**INSTRUCTIONS FOR THE TASK**
Each line below that holds the word "database" counts toward the answer; reply with the total number only.

Page and application data records:
Segment Open

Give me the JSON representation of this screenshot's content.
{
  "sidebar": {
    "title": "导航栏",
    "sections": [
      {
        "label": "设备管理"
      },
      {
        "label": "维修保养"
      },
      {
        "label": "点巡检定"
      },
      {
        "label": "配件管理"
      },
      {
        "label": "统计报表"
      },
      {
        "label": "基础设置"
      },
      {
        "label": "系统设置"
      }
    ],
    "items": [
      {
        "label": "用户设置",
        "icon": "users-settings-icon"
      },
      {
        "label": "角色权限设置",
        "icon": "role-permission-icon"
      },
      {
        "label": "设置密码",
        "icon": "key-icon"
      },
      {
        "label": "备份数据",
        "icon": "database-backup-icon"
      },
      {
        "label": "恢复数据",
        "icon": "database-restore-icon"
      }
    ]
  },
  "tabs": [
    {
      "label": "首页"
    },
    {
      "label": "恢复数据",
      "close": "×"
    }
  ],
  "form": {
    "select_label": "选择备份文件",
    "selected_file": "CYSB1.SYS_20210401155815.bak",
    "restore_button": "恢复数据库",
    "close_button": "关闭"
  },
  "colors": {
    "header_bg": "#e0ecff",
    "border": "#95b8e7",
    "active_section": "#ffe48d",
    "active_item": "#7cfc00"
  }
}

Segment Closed

**ANSWER TO THE EXERCISE**
2